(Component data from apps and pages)
----
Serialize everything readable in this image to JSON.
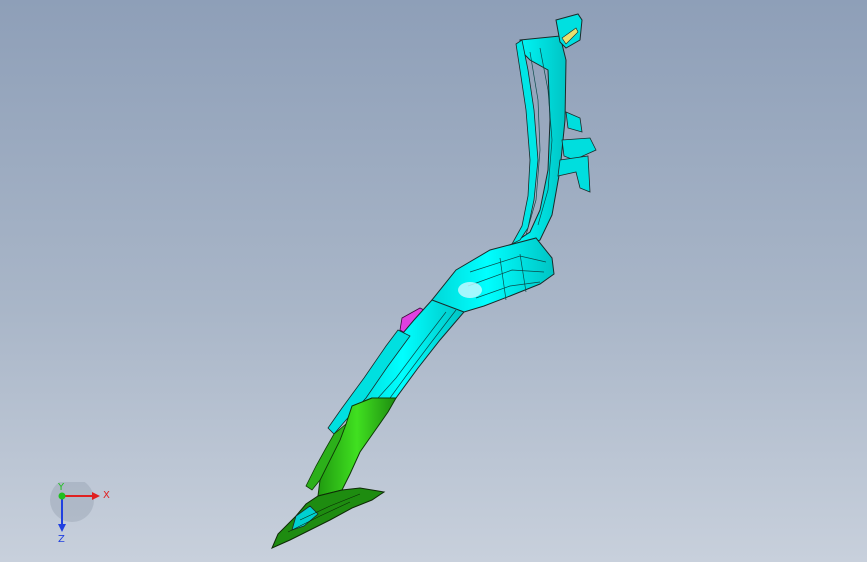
{
  "viewport": {
    "background_top": "#8e9fb8",
    "background_bottom": "#c8d0dc"
  },
  "model": {
    "colors": {
      "main_part": "#00ffff",
      "lower_part": "#33cc1a",
      "bracket": "#e040e0",
      "edges": "#1a2a2a",
      "tab": "#e8e070"
    }
  },
  "triad": {
    "x_label": "X",
    "y_label": "Y",
    "z_label": "Z",
    "x_color": "#e02020",
    "y_color": "#20c020",
    "z_color": "#2040e0"
  }
}
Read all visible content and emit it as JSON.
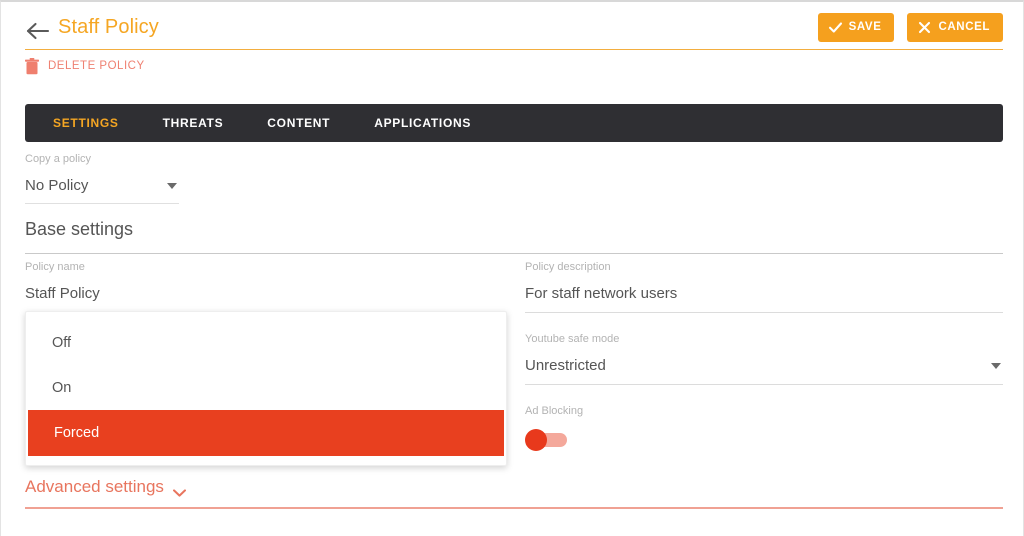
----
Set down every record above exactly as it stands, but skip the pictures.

Serialize everything readable in this image to JSON.
{
  "viewport": {
    "background_top": "#8e9fb8",
    "background_bottom": "#c8d0dc"
  },
  "model": {
    "colors": {
      "main_part": "#00ffff",
      "lower_part": "#33cc1a",
      "bracket": "#e040e0",
      "edges": "#1a2a2a",
      "tab": "#e8e070"
    }
  },
  "triad": {
    "x_label": "X",
    "y_label": "Y",
    "z_label": "Z",
    "x_color": "#e02020",
    "y_color": "#20c020",
    "z_color": "#2040e0"
  }
}
Read all visible content and emit it as JSON.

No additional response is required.